And he will be called: Wonderful Counselor, Mighty God, Everlasting Father, Prince of Peace. – Isaiah 9:6

This baby’s name is “Wonderful Counselor.”

He is a God who not only listens, but a God who helps.  He guides us in how to put one foot in front of the other when we can’t seem to move or don’t know how to go on.

This baby’s name is “Mighty God.”

This actually feels like a difficult name right now, doesn’t it?  We questions why. If He is really so mighty, why, why, why does He not stop tragedies from happening?

Honestly, I don’t know the answer. The interplay between God’s sovereign power and humanity’s free will to do evil has been the stuff of theological debates for centuries.

But here is what brings me comfort: Mighty God is not the name given to a Supreme Being who sits ruling on His throne from a distance. It is the name given to our Savior, to Jesus, the One who came to save. This world may seem beyond repair, but our Mighty God says otherwise.

This baby’s name is “Everlasting Father.”

He is a King who cares for his people the way a father cares for his children. He reaches His arms out wide and invites us to collapse into them.  He will not leave. We can stay in His embrace as long as we need to be held.

This baby’s name is “Prince of Peace.”

He can and will restore shalom. He has brought shalom already by making a way for humanity to have peace with God. We can have his calming presence with us as we walk through times of turmoil.

And one day, this baby that was born and lived and died and rose again on this earth  thousands of years ago will come back to this earth again. He will restore shalom for good, making all things right and perfect and beautiful.

As we walk around the rest of this season, as we see the nativity scenes on display in homes and stores, we can remember the names of this baby lying still in the manger.

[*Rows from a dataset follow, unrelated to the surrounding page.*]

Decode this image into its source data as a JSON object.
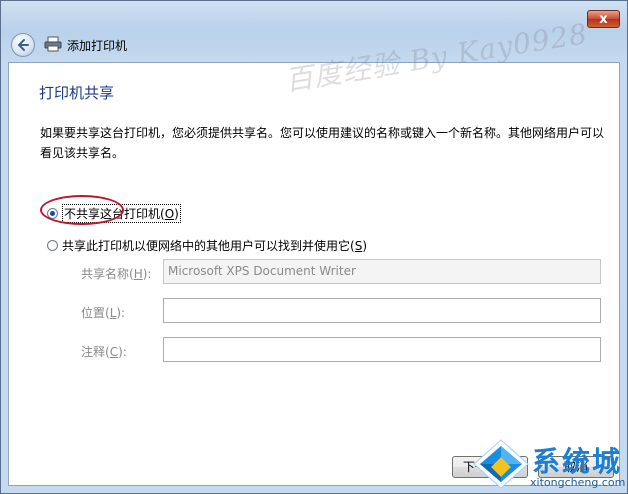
{
  "window": {
    "title": "添加打印机",
    "close_label": "x"
  },
  "page": {
    "title": "打印机共享",
    "description": "如果要共享这台打印机，您必须提供共享名。您可以使用建议的名称或键入一个新名称。其他网络用户可以看见该共享名。"
  },
  "options": {
    "no_share": {
      "label": "不共享这台打印机(",
      "accel": "O",
      "suffix": ")",
      "selected": true
    },
    "share": {
      "label": "共享此打印机以便网络中的其他用户可以找到并使用它(",
      "accel": "S",
      "suffix": ")",
      "selected": false
    }
  },
  "fields": {
    "share_name": {
      "label": "共享名称(",
      "accel": "H",
      "suffix": "):",
      "value": "Microsoft XPS Document Writer"
    },
    "location": {
      "label": "位置(",
      "accel": "L",
      "suffix": "):",
      "value": ""
    },
    "comment": {
      "label": "注释(",
      "accel": "C",
      "suffix": "):",
      "value": ""
    }
  },
  "buttons": {
    "next": "下一步(N)",
    "cancel": "取消"
  },
  "watermark": "百度经验 By Kay0928",
  "brand": {
    "name": "系统城",
    "url": "xitongcheng.com"
  },
  "colors": {
    "title_blue": "#1e3a8a",
    "highlight_red": "#c0162b",
    "brand_blue": "#1a7fd6"
  }
}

This baby’s name is Jesus. Immanuel. Wonderful Counselor. Mighty God. Everlasting Father. Prince of Peace.

 

Wonder: Rediscover the Christmas Story is an Advent series designed to help us pause and reflect on how amazing the stories of Jesus’ birth really are. To break through the cluttered busyness of the season and touch our hearts with the awe of what God has done. Let’s make this a season of wonder and worship, marveling together at our great God.